## WHAT THE TASK ASKS
Read the data below line by line and copy each one with "Range" in it.

[Excerpts from a dataset]
******

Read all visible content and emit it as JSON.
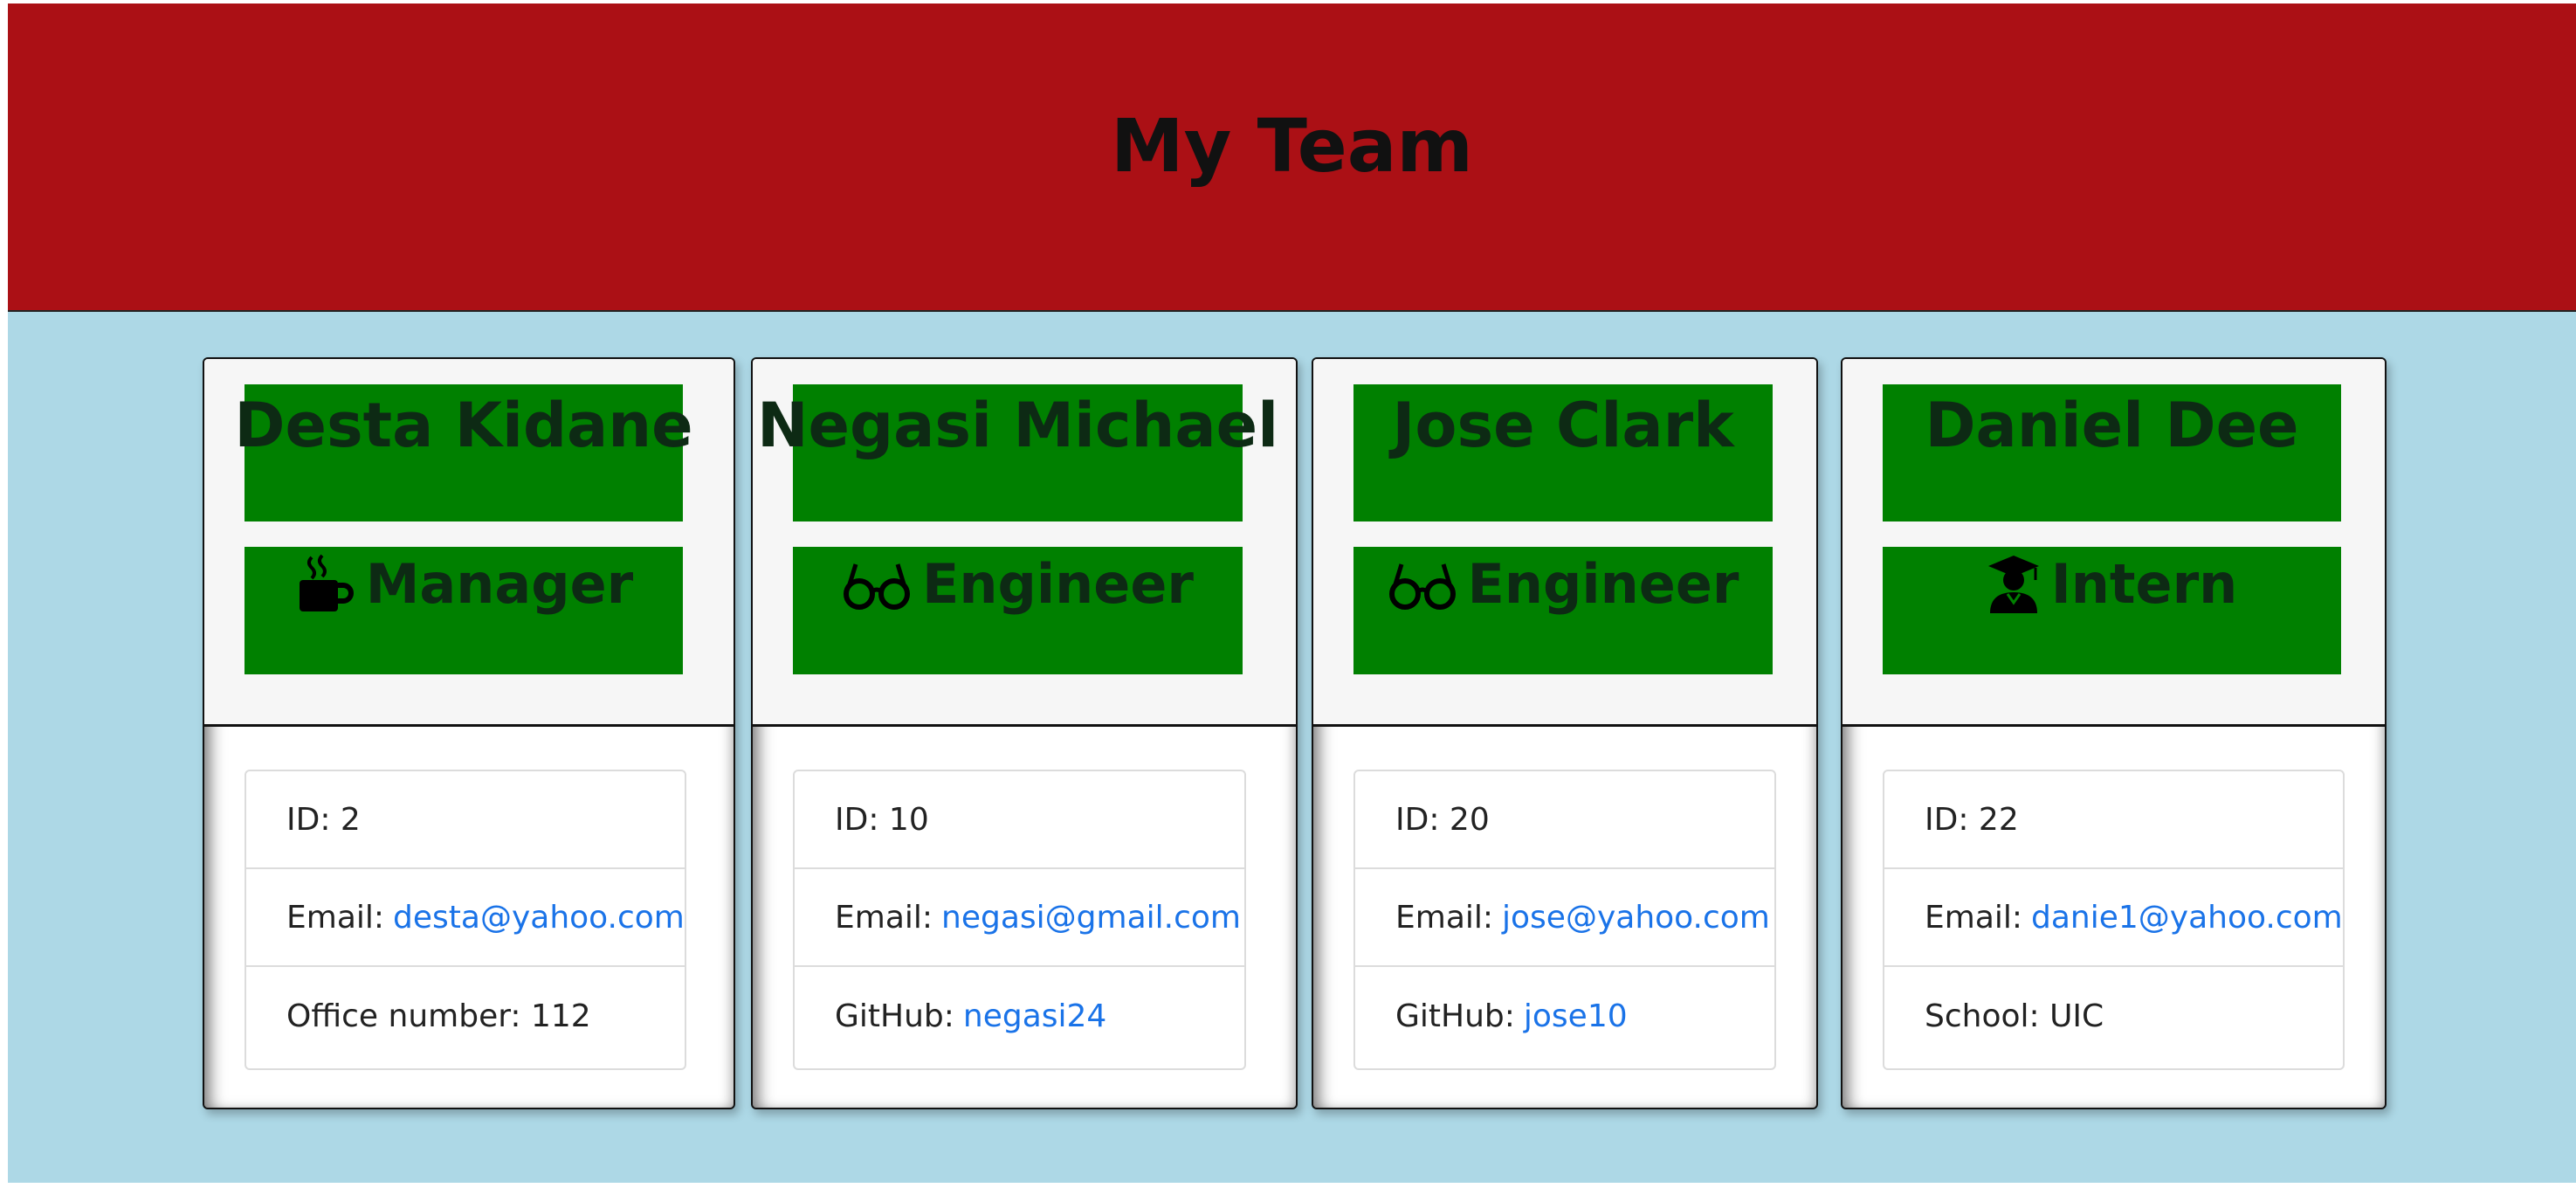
{
  "header": {
    "title": "My Team"
  },
  "colors": {
    "header_bg": "#ab1015",
    "page_bg": "#add8e6",
    "card_header_bg": "#008000",
    "link": "#1a73e8"
  },
  "cards": [
    {
      "name": "Desta Kidane",
      "role": "Manager",
      "role_icon": "coffee-mug-icon",
      "id_text": "ID: 2",
      "email_label": "Email:",
      "email": "desta@yahoo.com",
      "extra_label": "Office number: 112",
      "extra_link": ""
    },
    {
      "name": "Negasi Michael",
      "role": "Engineer",
      "role_icon": "glasses-icon",
      "id_text": "ID: 10",
      "email_label": "Email:",
      "email": "negasi@gmail.com",
      "extra_label": "GitHub:",
      "extra_link": "negasi24"
    },
    {
      "name": "Jose Clark",
      "role": "Engineer",
      "role_icon": "glasses-icon",
      "id_text": "ID: 20",
      "email_label": "Email:",
      "email": "jose@yahoo.com",
      "extra_label": "GitHub:",
      "extra_link": "jose10"
    },
    {
      "name": "Daniel Dee",
      "role": "Intern",
      "role_icon": "graduate-icon",
      "id_text": "ID: 22",
      "email_label": "Email:",
      "email": "danie1@yahoo.com",
      "extra_label": "School: UIC",
      "extra_link": ""
    }
  ]
}
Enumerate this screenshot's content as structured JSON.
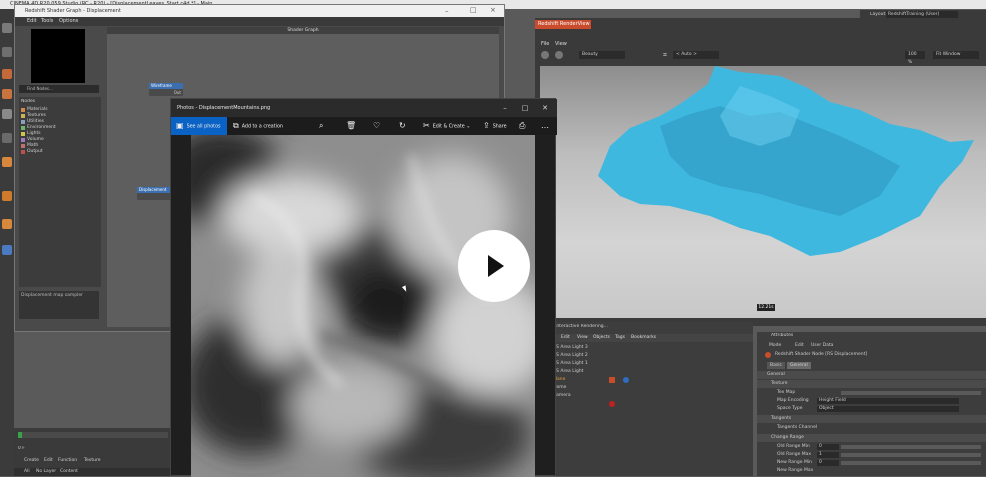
{
  "c4d": {
    "title": "CINEMA 4D R20.059 Studio (RC - R20) - [DisplacementLeaves_Start.c4d *] - Main",
    "layout_label": "Layout:",
    "layout_value": "RedshiftTraining (User)"
  },
  "shader_graph": {
    "title": "Redshift Shader Graph - Displacement",
    "menu": [
      "Edit",
      "Tools",
      "Options"
    ],
    "find_nodes": "Find Nodes...",
    "nodes_header": "Nodes",
    "categories": [
      {
        "label": "Materials",
        "color": "#d08a4a"
      },
      {
        "label": "Textures",
        "color": "#c9b457"
      },
      {
        "label": "Utilities",
        "color": "#8aa0c0"
      },
      {
        "label": "Environment",
        "color": "#6fb36f"
      },
      {
        "label": "Lights",
        "color": "#d0c24a"
      },
      {
        "label": "Volume",
        "color": "#a07ac0"
      },
      {
        "label": "Math",
        "color": "#c07070"
      },
      {
        "label": "Output",
        "color": "#c05050"
      }
    ],
    "description": "Displacement map sampler",
    "canvas_title": "Shader Graph",
    "node_wireframe": "Wireframe",
    "node_wireframe_port": "Out",
    "node_displacement": "Displacement"
  },
  "render_view": {
    "title": "Redshift RenderView",
    "menu": [
      "File",
      "View"
    ],
    "aov": "Beauty",
    "auto": "< Auto >",
    "zoom": "100 %",
    "fit": "Fit Window",
    "time": "12.21s",
    "mesh_color": "#3fb8e0"
  },
  "photos": {
    "title": "Photos - DisplacementMountains.png",
    "see_all": "See all photos",
    "add_creation": "Add to a creation",
    "edit_create": "Edit & Create",
    "share": "Share"
  },
  "objects": {
    "title": "Interactive Rendering...",
    "menu": [
      "Edit",
      "View",
      "Objects",
      "Tags",
      "Bookmarks"
    ],
    "rows": [
      "RS Area Light 3",
      "RS Area Light 2",
      "RS Area Light 1",
      "RS Area Light",
      "Plane",
      "Dome",
      "Camera"
    ]
  },
  "attributes": {
    "title": "Attributes",
    "menu": [
      "Mode",
      "Edit",
      "User Data"
    ],
    "node_name": "Redshift Shader Node [RS Displacement]",
    "tabs": [
      "Basic",
      "General"
    ],
    "general": "General",
    "texture_section": "Texture",
    "tex_map": "Tex Map",
    "map_encoding": "Map Encoding",
    "map_encoding_value": "Height Field",
    "space_type": "Space Type",
    "space_type_value": "Object",
    "tangents_section": "Tangents",
    "tangents_channel": "Tangents Channel",
    "range_section": "Change Range",
    "old_min": "Old Range Min",
    "old_min_value": "0",
    "old_max": "Old Range Max",
    "old_max_value": "1",
    "new_min": "New Range Min",
    "new_min_value": "0",
    "new_max": "New Range Max"
  },
  "timeline": {
    "frame": "0 F",
    "menu": [
      "Create",
      "Edit",
      "Function",
      "Texture"
    ],
    "tab_all": "All",
    "tab_no_layer": "No Layer",
    "tab_content": "Content"
  }
}
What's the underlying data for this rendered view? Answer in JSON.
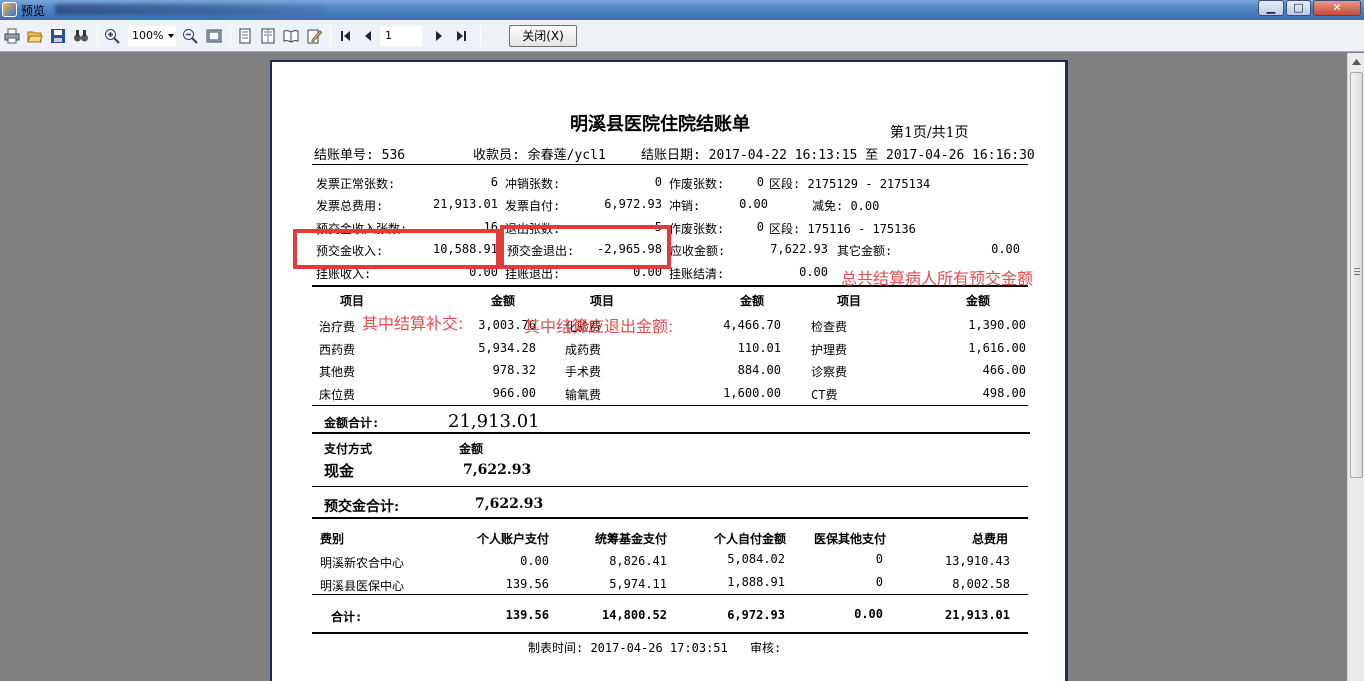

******

## REPLY
    "range_section": "Change Range",
    "old_min": "Old Range Min",
    "old_max": "Old Range Max",
    "new_min": "New Range Min",
    "new_max": "New Range Max"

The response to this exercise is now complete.